Return every line of the entries that includes the word "grid".

:: INFORMATION GIVEN ::

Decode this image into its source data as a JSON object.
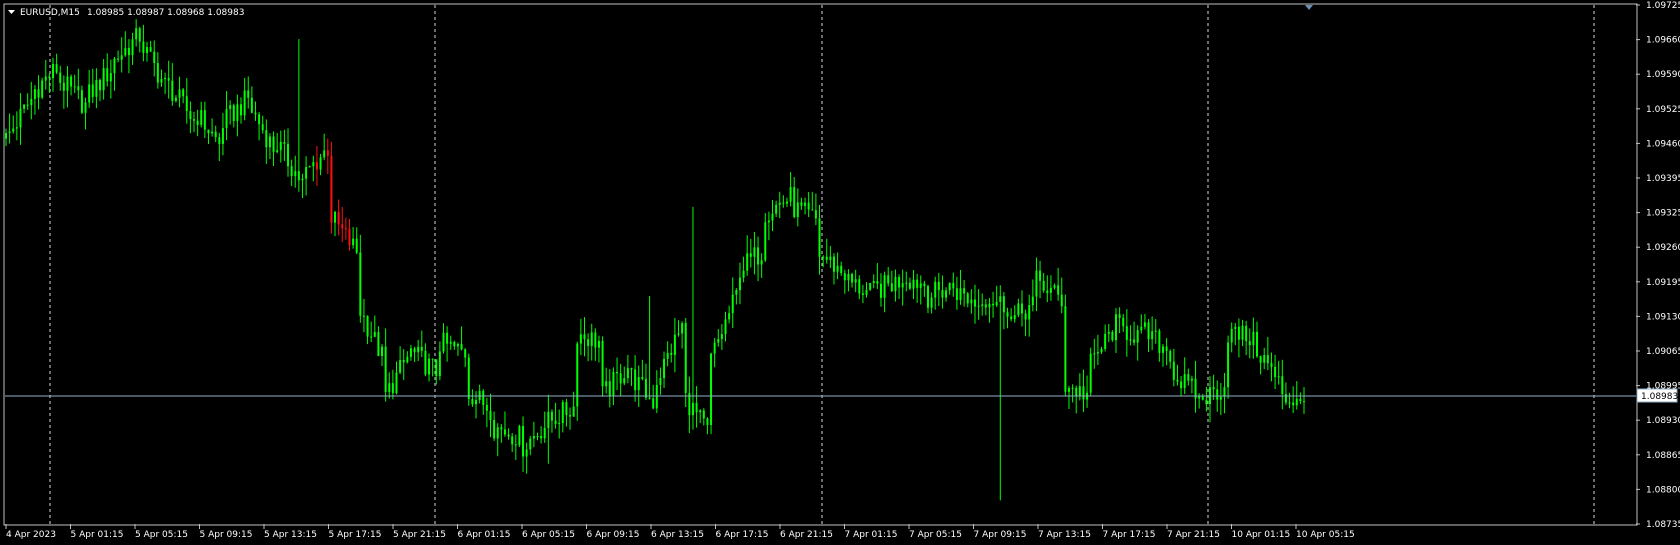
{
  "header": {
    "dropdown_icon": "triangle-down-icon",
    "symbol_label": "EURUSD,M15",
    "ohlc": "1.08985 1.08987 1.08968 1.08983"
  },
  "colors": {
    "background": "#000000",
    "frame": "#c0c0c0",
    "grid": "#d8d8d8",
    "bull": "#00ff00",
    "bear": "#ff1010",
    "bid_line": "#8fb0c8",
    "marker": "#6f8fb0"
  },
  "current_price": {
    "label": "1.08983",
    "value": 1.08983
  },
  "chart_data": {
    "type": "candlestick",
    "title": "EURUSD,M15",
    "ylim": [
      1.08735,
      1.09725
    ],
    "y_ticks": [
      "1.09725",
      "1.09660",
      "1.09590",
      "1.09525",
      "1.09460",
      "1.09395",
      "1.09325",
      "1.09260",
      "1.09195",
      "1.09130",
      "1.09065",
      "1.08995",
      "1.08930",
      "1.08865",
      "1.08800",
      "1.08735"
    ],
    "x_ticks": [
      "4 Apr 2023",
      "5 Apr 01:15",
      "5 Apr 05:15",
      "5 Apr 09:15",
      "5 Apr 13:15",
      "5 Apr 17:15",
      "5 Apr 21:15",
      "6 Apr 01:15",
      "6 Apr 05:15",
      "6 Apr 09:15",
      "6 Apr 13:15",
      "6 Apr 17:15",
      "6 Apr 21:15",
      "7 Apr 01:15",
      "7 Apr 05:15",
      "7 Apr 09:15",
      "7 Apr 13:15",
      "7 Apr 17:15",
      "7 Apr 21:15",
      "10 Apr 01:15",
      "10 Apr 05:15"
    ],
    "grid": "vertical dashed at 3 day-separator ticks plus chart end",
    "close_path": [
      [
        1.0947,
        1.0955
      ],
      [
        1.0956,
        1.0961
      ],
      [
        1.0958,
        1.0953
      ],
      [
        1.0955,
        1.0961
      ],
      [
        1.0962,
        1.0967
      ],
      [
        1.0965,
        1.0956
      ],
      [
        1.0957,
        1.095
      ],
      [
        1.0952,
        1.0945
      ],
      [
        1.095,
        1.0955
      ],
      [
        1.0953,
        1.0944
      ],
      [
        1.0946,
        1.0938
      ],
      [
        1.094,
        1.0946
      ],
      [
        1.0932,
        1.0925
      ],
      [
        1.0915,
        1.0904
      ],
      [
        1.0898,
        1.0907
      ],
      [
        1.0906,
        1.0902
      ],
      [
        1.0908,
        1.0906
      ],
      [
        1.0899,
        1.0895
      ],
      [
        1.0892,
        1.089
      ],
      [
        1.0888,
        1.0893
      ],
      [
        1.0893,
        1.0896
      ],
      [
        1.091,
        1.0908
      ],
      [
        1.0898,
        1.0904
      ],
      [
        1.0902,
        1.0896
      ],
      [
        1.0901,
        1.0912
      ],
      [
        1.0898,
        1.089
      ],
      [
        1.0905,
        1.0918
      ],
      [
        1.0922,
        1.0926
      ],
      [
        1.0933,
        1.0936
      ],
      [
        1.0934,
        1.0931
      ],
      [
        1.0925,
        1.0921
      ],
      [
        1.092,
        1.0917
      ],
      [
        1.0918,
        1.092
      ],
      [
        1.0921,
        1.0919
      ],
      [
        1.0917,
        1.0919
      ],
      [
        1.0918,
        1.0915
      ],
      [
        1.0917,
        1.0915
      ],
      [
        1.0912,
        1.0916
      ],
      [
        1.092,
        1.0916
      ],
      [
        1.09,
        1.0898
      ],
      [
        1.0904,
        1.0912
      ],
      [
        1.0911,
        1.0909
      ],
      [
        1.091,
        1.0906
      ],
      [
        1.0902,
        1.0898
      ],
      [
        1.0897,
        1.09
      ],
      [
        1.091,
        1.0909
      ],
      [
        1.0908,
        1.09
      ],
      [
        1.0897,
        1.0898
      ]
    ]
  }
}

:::
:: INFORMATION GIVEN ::

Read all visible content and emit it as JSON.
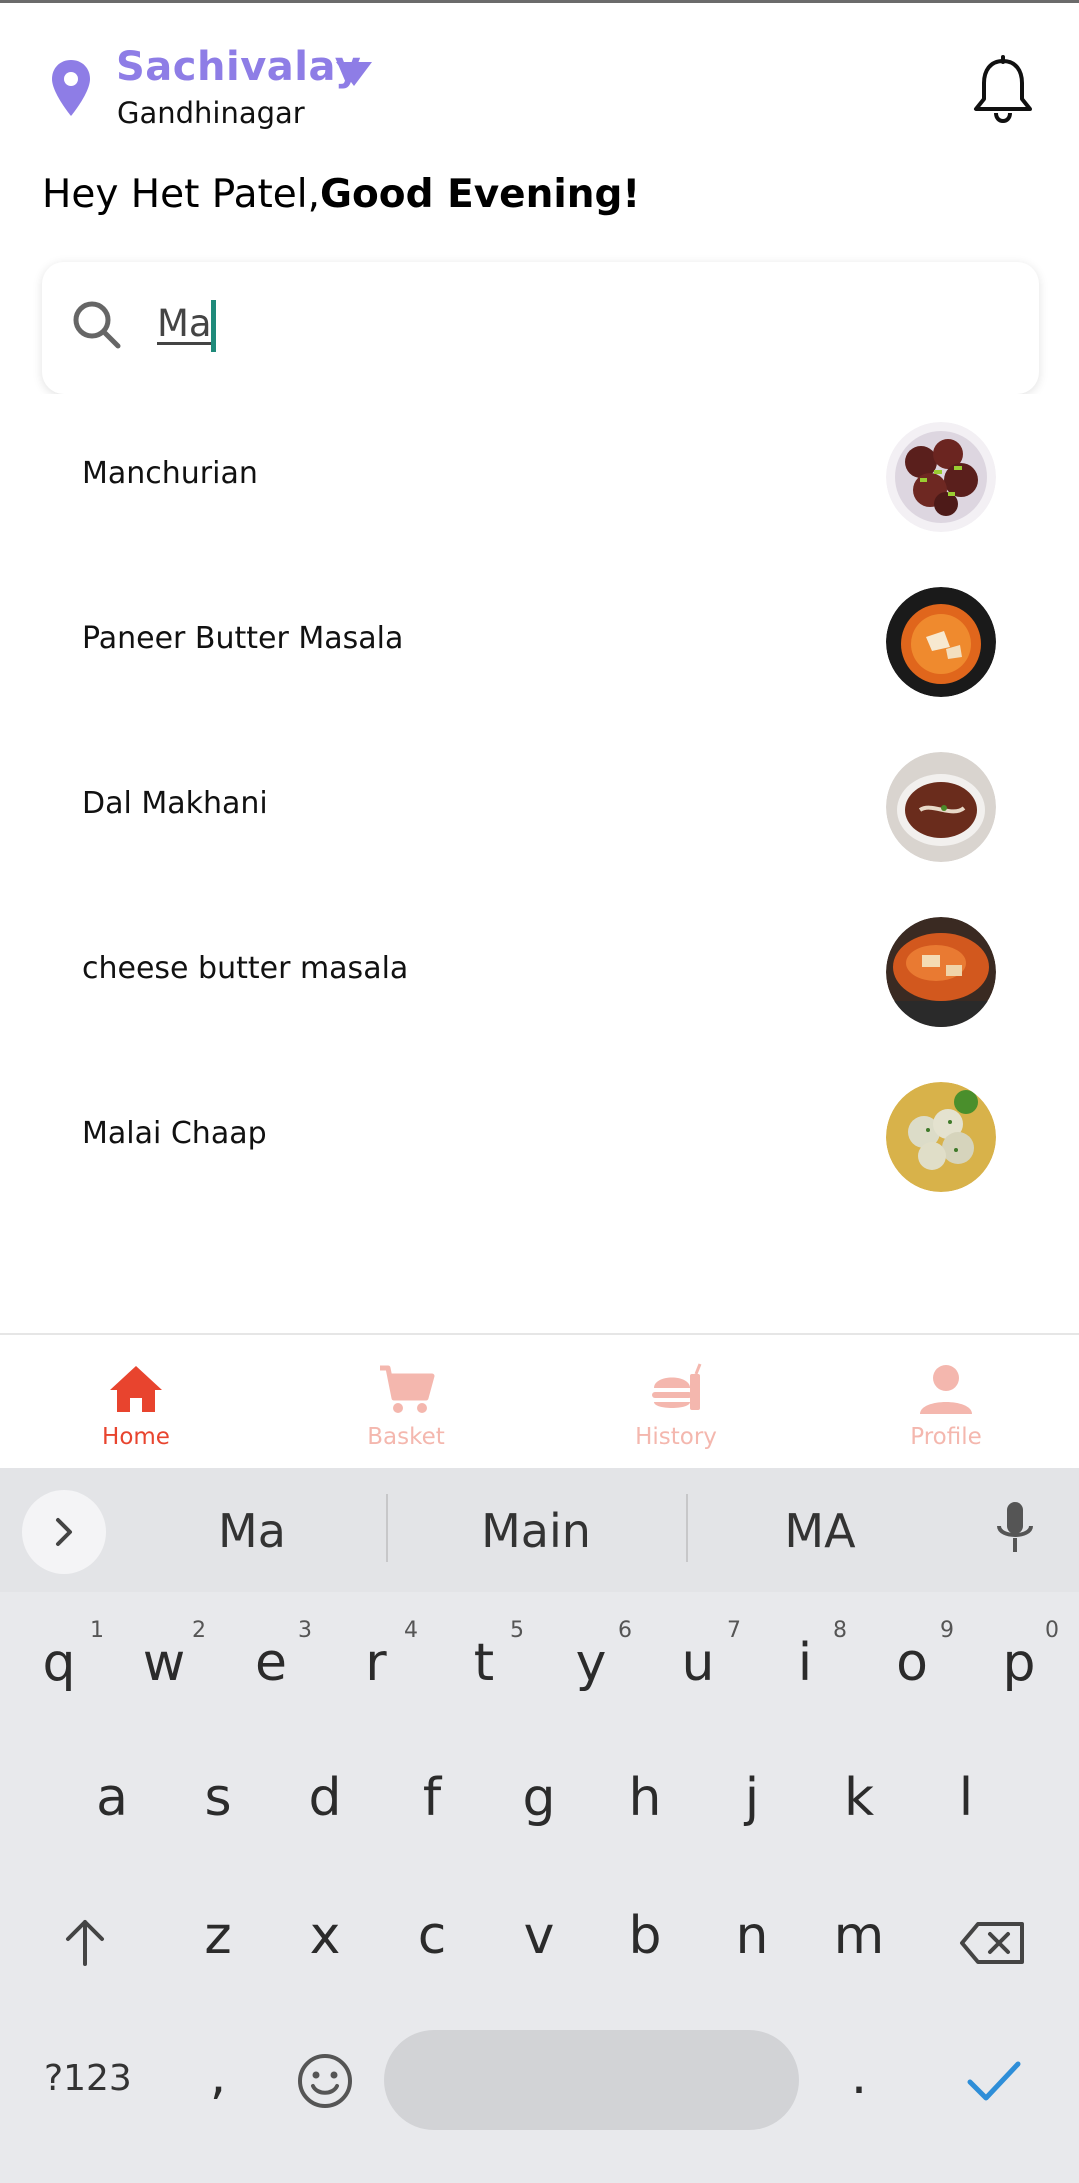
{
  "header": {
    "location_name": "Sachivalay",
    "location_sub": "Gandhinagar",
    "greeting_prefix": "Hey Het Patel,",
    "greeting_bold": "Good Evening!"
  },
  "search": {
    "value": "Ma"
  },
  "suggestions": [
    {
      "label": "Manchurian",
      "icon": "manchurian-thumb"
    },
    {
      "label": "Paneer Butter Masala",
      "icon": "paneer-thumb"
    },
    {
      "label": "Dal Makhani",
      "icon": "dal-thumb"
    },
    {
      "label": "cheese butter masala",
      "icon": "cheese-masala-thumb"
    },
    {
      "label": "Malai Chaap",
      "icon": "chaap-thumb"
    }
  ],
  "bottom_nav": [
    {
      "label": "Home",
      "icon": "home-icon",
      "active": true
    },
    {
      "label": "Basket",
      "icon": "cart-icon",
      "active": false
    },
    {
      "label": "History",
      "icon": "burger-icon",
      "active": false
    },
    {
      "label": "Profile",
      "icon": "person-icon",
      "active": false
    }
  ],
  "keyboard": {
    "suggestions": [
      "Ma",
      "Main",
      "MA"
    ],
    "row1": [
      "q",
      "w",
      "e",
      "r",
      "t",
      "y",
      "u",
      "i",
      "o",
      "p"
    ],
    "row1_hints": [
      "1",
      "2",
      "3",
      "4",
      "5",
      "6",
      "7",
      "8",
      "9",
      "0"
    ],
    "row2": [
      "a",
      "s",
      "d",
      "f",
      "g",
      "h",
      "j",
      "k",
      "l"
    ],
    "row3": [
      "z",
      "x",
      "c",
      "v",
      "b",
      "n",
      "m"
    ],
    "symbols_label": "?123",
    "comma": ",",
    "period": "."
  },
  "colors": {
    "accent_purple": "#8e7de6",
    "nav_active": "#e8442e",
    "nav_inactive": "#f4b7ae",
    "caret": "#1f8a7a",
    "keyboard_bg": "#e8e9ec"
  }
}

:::

▸ EXPECTED ANSWER
    "grid": "#d8d8d8",
    "grid": "vertical dashed at 3 day-separator ticks plus chart end",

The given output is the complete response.